The sign language class will start on Sept 15. The class will be based online and will meet once a week.
Rose Moehring, Deaf-blind program director, said she encourages anyone who is interested to sign up.
“What I love with this class is we’ve had so many different people sign up from students to teachers to even pastors,” Moehring said.
Ryan Groeneweg, Director of Community Education for the Center for Disabilities, said learning sign language is important for everyone, which is why the Center sponsors multiple courses on campus.
“This includes learning how to do functional behavior assessments and learning how to deal with mental health, because what many people don’t realize is how useful sign language can be for communicating anything that may be difficult,” Groeneweg said.

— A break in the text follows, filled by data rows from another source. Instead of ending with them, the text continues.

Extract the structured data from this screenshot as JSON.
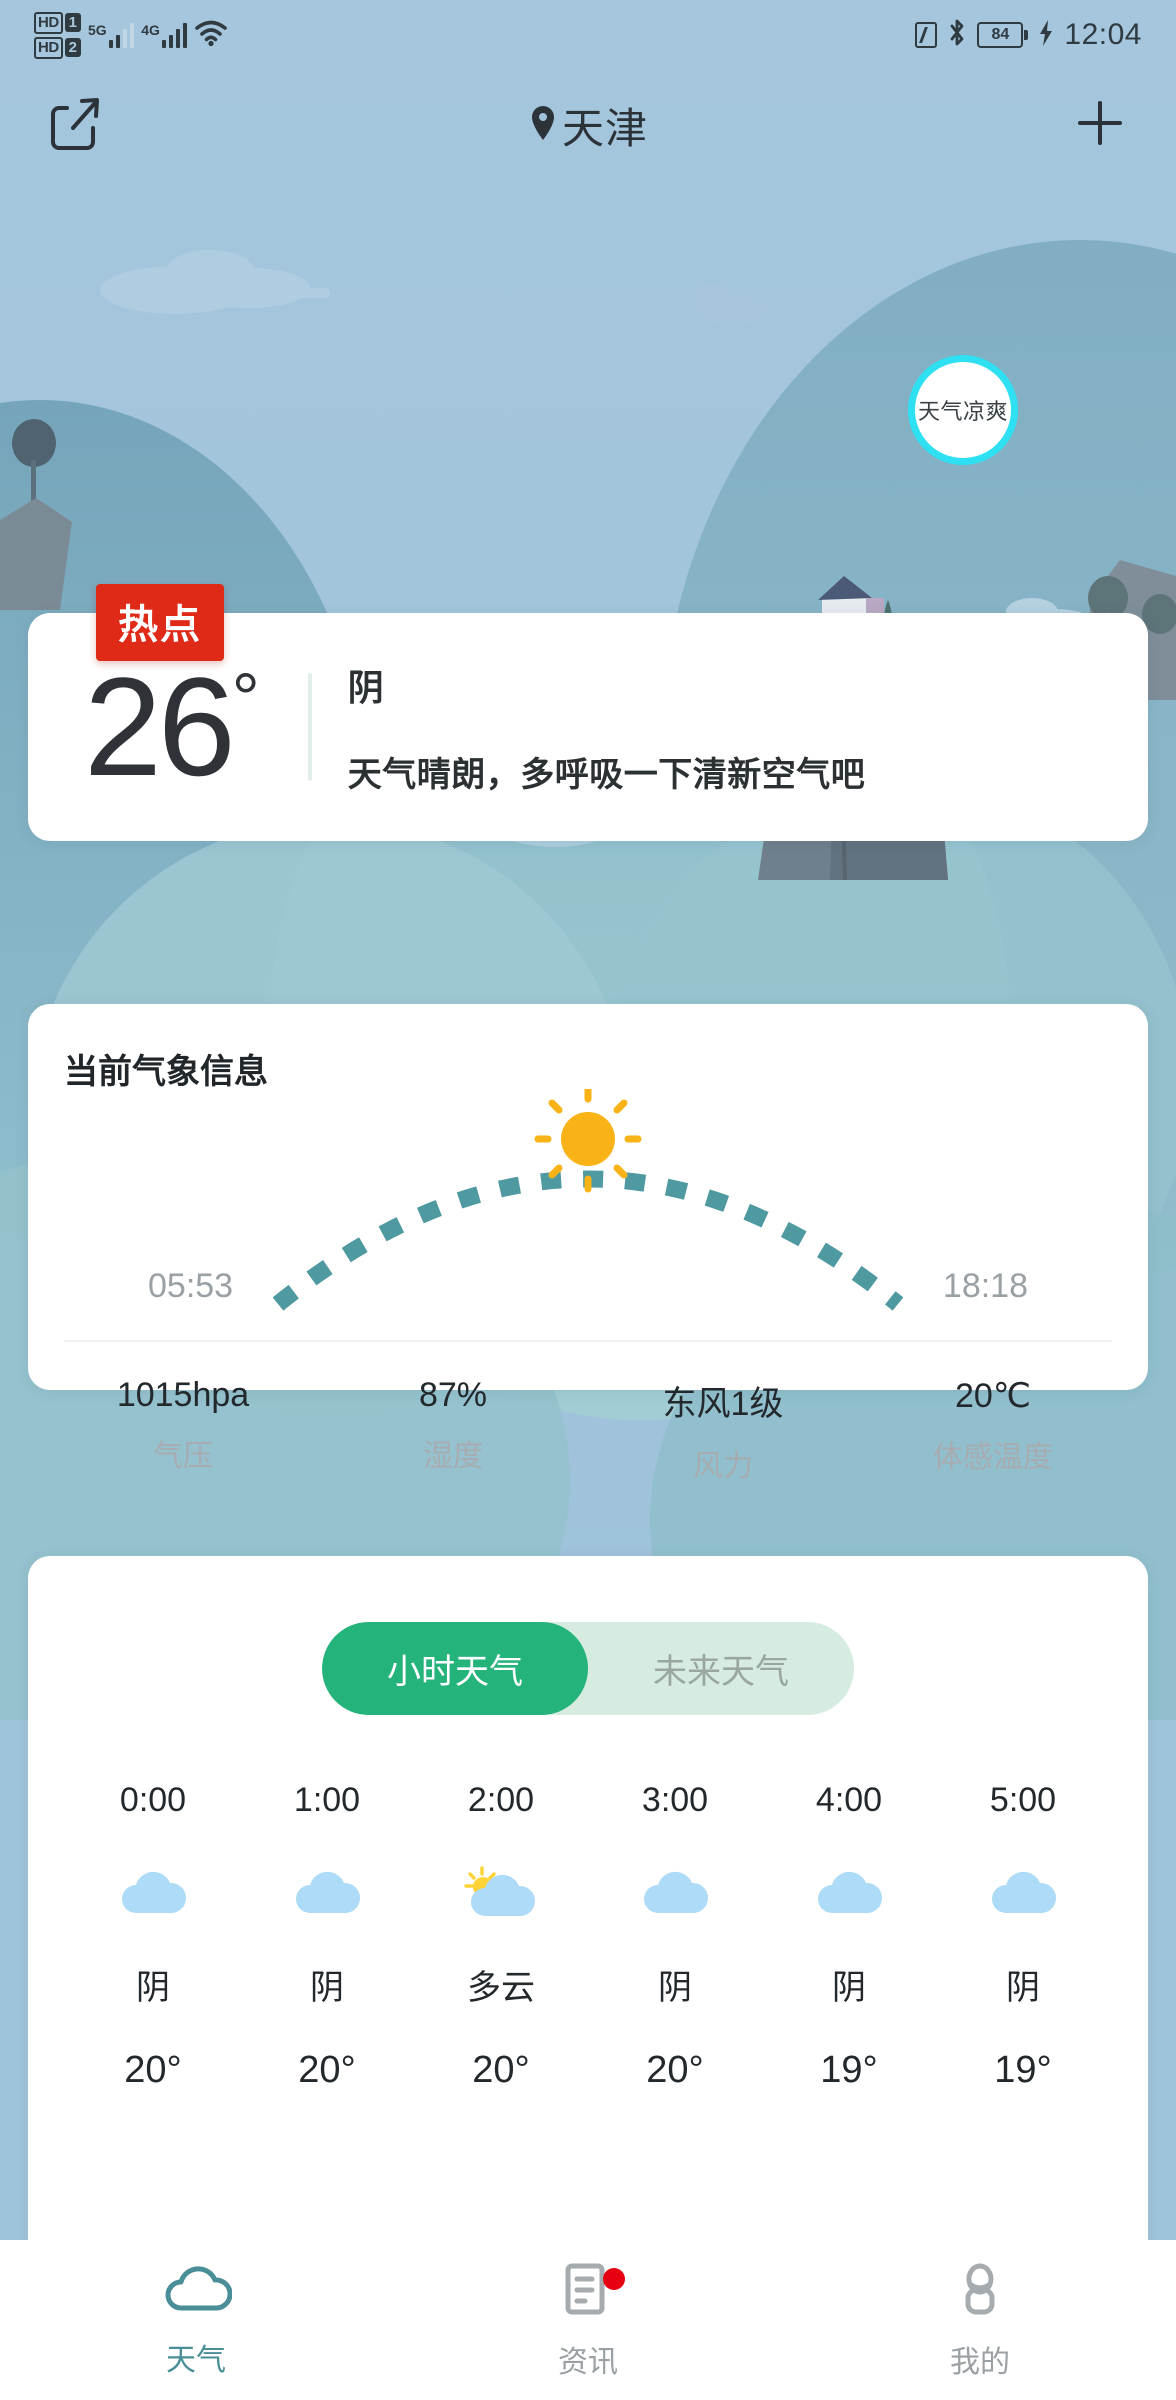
{
  "status_bar": {
    "hd1_label": "HD",
    "hd1_num": "1",
    "hd2_label": "HD",
    "hd2_num": "2",
    "sim1_network": "5G",
    "sim2_network": "4G",
    "wifi_icon": "wifi-icon",
    "nfc_icon": "nfc-icon",
    "bluetooth_icon": "bluetooth-icon",
    "battery_level": "84",
    "charging_icon": "charging-bolt-icon",
    "time": "12:04"
  },
  "app_bar": {
    "share_icon": "share-icon",
    "location_icon": "location-pin-icon",
    "city": "天津",
    "add_icon": "plus-icon"
  },
  "hot_badge": {
    "label": "热点"
  },
  "cool_badge": {
    "label": "天气凉爽",
    "ring_color": "#2ee0f2"
  },
  "current": {
    "temperature": "26",
    "degree_symbol": "°",
    "condition": "阴",
    "tip": "天气晴朗，多呼吸一下清新空气吧"
  },
  "meteo": {
    "title": "当前气象信息",
    "sun_icon": "sun-icon",
    "sunrise": "05:53",
    "sunset": "18:18",
    "arc_color": "#4f9aa0",
    "sun_color": "#f9b316",
    "metrics": [
      {
        "value": "1015hpa",
        "label": "气压"
      },
      {
        "value": "87%",
        "label": "湿度"
      },
      {
        "value": "东风1级",
        "label": "风力"
      },
      {
        "value": "20℃",
        "label": "体感温度"
      }
    ]
  },
  "forecast": {
    "tabs": [
      {
        "label": "小时天气",
        "active": true
      },
      {
        "label": "未来天气",
        "active": false
      }
    ],
    "active_color": "#25b37c",
    "track_color": "#d6ece0",
    "hours": [
      {
        "time": "0:00",
        "icon": "cloud-icon",
        "condition": "阴",
        "temp": "20°"
      },
      {
        "time": "1:00",
        "icon": "cloud-icon",
        "condition": "阴",
        "temp": "20°"
      },
      {
        "time": "2:00",
        "icon": "sun-cloud-icon",
        "condition": "多云",
        "temp": "20°"
      },
      {
        "time": "3:00",
        "icon": "cloud-icon",
        "condition": "阴",
        "temp": "20°"
      },
      {
        "time": "4:00",
        "icon": "cloud-icon",
        "condition": "阴",
        "temp": "19°"
      },
      {
        "time": "5:00",
        "icon": "cloud-icon",
        "condition": "阴",
        "temp": "19°"
      }
    ]
  },
  "bottom_nav": [
    {
      "label": "天气",
      "icon": "cloud-outline-icon",
      "active": true,
      "badge": false
    },
    {
      "label": "资讯",
      "icon": "news-icon",
      "active": false,
      "badge": true
    },
    {
      "label": "我的",
      "icon": "person-icon",
      "active": false,
      "badge": false
    }
  ],
  "theme": {
    "sky": "#9fc3da",
    "hill": "#7ba9c2",
    "card": "#ffffff",
    "hot_red": "#e02a18"
  }
}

Groeneweg said sign language is useful for the deaf community as well as many other communities with disabilities and disorders.
“Most of my work has always been directed towards students with disabilities and especially autism,” Groeneweg said.
Using sign language can make communication easier, Groeneweg said, for people with communication barriers caused by Autism, Asperger’s syndrome and even mental illnesses like schizophrenia and anxiety.
The Center for Disabilities also works closely with the Center for Disease Control (CDC). Training Specialist for the Center for Disabilities Tova Eggerstedt was awarded a national initiative by the CDC to act as a representative for South Dakota for people with diseases.
“This actually includes genetic and mental diseases like Autism, Asperger’s syndrome and the deaf-blind community,” Eggerstedt said.
Eggerstedt said it is importance for people in contact and working with people with these classified diseases to be able to communicate effectively.
“I kind of act as a middleman between the CDC and teachers and parents and people like that who need to communicate well with the people who have these diseases, and many times learning sign language is the best communication method for them,” Eggerstedt said.
People who work with others that may have mental, communication or learning diseases can take this class offered by the Center for Disabilities, Eggestedt said, to help them connect and learn how to better help the people they work with.
“It is so important for people who deal with diseases and disabilities to be able to communicate what they are feeling or thinking, as many cannot do it effectively and there are a lot of times where we come up short in trying to help and assist them,” Moehring siad.
Students interested in these classes can contact the USD Center for Disabilities at 1-800-658-3080 or on their website www.usd.edu/cd.